Meet the humble skunk, a creature often given a wide berth due to its notorious defensive spray. But did you know that this black and white fur-ball plays a crucial role in the ecological balance of our environment in Central Florida? They’re not simply spray-producing machines; they hold a significant and often underestimated position in the food chain.
Skunks, like any other creature, are part of the grand tapestry of life, each active in their unique way. They particularly help control pest populations, feeding on a variety of small insects, rodents, eggs, and even some vegetation. This proves beneficial for farming and residential areas alike, as their diet reduces the number of potential pests. They essentially act as natural pest controllers, helping to maintain a bugs-below-boiling-point balance.

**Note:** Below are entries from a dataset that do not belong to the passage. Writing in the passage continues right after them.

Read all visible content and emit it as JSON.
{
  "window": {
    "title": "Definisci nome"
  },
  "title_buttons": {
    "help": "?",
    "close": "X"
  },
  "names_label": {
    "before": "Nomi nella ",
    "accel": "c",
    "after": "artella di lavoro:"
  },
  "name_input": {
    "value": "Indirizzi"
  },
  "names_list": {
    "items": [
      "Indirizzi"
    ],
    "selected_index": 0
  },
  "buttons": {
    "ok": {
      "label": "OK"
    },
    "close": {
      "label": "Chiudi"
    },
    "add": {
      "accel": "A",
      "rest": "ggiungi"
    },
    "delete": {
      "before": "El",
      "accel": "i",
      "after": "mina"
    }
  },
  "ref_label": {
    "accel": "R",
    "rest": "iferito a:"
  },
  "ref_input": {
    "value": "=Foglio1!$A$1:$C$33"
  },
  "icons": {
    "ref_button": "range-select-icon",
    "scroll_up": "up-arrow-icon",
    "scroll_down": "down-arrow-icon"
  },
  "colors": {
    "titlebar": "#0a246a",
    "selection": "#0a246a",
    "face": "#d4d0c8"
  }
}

However, skunks can sometimes cause damage. They are known to dig holes in search of food, disturbing residential and commercial landscapes. Furthermore, skunks are carriers of certain diseases, such as rabies, which may pose a risk to humans and pets.
But it’s not all doom and gloom! Strategic trapping and removal services, coupled with damage prevention strategies can mitigate these possible damages. According to Florida Fish and Wildlife Conservation Commission, relocation of trapped skunks can help control the population and minimize the potential for property damage and health risks.
Their role is indeed a double-edged sword, while they contribute beneficially to our ecosystem, they also present potential challenges. Undeniably however, skunks have their place in the ecological system, having both positive and negative impacts. Understanding the ecological benefits and skunk impacts is certainly the first step towards a respectful co-existence.
With that being said, let’s now transition seamlessly into discussing the types of damage skunks can cause and some strategies for skunk management.